*** Material for the task ***

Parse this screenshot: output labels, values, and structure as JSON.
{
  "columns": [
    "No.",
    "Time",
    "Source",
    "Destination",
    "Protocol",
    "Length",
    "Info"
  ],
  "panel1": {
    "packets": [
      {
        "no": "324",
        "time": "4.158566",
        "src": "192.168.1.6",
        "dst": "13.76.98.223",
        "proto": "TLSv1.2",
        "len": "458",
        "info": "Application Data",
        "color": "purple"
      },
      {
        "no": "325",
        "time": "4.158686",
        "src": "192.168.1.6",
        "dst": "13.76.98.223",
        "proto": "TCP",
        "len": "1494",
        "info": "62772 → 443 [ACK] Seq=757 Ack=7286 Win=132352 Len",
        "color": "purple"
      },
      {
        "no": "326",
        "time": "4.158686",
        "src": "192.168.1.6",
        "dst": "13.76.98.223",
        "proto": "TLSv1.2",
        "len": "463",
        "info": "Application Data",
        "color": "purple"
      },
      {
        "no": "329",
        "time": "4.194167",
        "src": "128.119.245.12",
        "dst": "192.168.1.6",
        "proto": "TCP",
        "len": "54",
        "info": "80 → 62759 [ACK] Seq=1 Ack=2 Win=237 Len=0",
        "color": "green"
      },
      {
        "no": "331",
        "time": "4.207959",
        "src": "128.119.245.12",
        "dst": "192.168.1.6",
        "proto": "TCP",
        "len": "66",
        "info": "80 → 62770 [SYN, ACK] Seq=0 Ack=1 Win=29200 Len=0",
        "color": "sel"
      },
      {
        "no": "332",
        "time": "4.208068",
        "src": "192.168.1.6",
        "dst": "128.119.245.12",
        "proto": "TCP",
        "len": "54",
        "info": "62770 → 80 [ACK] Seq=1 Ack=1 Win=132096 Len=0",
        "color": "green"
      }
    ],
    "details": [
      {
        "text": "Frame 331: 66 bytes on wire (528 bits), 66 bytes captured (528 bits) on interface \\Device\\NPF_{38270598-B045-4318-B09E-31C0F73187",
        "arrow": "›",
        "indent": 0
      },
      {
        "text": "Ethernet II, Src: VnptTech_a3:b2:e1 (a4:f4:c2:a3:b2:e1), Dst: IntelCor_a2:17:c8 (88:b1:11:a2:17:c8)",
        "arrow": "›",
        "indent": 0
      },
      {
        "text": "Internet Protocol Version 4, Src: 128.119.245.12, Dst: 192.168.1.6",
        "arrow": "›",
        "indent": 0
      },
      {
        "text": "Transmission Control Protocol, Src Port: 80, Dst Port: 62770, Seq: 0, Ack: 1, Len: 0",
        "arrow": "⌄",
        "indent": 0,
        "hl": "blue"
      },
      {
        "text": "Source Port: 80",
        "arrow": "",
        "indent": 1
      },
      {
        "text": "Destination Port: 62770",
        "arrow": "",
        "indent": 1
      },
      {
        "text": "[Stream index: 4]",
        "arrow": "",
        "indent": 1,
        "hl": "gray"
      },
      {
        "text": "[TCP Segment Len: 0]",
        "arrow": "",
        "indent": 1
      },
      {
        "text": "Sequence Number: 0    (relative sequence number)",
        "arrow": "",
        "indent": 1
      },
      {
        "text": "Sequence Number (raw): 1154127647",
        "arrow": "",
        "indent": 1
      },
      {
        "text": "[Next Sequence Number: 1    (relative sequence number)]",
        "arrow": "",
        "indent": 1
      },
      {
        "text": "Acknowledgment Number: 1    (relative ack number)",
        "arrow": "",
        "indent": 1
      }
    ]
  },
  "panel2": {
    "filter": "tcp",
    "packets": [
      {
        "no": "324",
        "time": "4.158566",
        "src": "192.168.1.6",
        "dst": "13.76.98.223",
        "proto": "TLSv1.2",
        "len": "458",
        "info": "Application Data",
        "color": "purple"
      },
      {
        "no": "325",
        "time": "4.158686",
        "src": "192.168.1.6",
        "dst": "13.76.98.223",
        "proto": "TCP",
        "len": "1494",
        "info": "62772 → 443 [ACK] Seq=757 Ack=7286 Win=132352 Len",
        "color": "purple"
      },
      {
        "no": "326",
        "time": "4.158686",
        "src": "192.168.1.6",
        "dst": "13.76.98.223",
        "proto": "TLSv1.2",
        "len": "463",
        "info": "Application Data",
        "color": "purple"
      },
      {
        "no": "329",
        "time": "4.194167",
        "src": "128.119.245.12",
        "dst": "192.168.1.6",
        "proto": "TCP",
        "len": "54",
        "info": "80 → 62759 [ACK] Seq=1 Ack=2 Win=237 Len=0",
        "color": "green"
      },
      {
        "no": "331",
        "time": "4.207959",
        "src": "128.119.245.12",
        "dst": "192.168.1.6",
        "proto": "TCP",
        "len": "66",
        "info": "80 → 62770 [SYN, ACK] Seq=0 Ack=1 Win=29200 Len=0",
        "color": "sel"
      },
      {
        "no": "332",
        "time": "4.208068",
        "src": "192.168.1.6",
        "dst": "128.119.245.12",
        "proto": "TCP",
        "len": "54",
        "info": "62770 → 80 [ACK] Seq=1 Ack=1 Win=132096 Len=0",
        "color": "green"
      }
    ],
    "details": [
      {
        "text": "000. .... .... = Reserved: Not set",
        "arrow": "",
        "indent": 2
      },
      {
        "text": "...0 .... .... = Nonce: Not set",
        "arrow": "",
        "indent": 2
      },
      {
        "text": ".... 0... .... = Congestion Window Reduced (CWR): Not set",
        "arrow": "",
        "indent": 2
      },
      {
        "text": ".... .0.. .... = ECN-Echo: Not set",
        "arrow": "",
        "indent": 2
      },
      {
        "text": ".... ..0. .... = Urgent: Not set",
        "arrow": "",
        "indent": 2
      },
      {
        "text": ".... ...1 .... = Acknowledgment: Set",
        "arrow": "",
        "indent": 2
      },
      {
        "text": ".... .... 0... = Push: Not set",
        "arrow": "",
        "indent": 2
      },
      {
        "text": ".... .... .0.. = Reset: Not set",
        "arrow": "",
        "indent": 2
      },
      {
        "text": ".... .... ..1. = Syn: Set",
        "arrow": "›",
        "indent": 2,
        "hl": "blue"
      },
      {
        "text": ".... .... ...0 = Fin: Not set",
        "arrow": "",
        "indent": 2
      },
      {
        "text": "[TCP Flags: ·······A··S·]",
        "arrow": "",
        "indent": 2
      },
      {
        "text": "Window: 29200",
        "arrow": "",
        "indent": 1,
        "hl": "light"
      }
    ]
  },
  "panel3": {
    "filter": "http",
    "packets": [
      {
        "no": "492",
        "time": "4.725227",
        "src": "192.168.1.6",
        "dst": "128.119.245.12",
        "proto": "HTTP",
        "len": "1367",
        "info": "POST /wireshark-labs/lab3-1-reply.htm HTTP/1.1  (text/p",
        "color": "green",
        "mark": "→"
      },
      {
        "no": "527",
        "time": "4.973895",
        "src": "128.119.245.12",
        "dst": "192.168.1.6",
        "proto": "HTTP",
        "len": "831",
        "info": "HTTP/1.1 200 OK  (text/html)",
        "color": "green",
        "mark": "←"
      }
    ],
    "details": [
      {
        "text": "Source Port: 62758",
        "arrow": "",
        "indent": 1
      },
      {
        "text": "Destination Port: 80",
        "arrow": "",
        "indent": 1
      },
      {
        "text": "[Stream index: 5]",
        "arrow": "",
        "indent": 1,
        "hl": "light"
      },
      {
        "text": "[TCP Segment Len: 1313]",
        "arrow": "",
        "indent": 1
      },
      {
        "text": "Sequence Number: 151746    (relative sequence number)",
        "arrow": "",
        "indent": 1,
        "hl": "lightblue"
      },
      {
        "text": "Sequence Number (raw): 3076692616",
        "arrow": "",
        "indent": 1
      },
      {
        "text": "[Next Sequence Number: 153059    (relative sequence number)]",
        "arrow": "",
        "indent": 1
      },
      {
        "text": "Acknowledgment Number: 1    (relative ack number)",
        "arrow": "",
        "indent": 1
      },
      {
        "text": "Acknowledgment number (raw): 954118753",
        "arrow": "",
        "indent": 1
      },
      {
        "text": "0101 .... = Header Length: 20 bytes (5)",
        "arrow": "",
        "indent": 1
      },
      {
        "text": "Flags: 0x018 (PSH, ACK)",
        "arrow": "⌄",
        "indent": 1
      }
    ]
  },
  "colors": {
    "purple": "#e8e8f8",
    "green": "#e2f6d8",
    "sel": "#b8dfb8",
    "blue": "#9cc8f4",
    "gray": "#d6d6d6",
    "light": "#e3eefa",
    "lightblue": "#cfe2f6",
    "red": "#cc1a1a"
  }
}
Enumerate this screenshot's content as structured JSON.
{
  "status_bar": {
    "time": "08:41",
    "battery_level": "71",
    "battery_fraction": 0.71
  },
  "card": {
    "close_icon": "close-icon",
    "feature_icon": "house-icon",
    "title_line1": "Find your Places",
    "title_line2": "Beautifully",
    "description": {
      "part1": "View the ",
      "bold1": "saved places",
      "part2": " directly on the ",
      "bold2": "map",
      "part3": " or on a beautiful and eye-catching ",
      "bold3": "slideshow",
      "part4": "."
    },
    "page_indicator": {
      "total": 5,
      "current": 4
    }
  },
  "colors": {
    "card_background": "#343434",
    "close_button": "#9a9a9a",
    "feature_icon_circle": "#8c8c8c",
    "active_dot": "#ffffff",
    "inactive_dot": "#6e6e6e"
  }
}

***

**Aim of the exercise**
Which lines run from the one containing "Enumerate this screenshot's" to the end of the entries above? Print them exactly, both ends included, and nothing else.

**Task response**
Enumerate this screenshot's content as structured JSON.
{
  "status_bar": {
    "time": "08:41",
    "battery_level": "71",
    "battery_fraction": 0.71
  },
  "card": {
    "close_icon": "close-icon",
    "feature_icon": "house-icon",
    "title_line1": "Find your Places",
    "title_line2": "Beautifully",
    "description": {
      "part1": "View the ",
      "bold1": "saved places",
      "part2": " directly on the ",
      "bold2": "map",
      "part3": " or on a beautiful and eye-catching ",
      "bold3": "slideshow",
      "part4": "."
    },
    "page_indicator": {
      "total": 5,
      "current": 4
    }
  },
  "colors": {
    "card_background": "#343434",
    "close_button": "#9a9a9a",
    "feature_icon_circle": "#8c8c8c",
    "active_dot": "#ffffff",
    "inactive_dot": "#6e6e6e"
  }
}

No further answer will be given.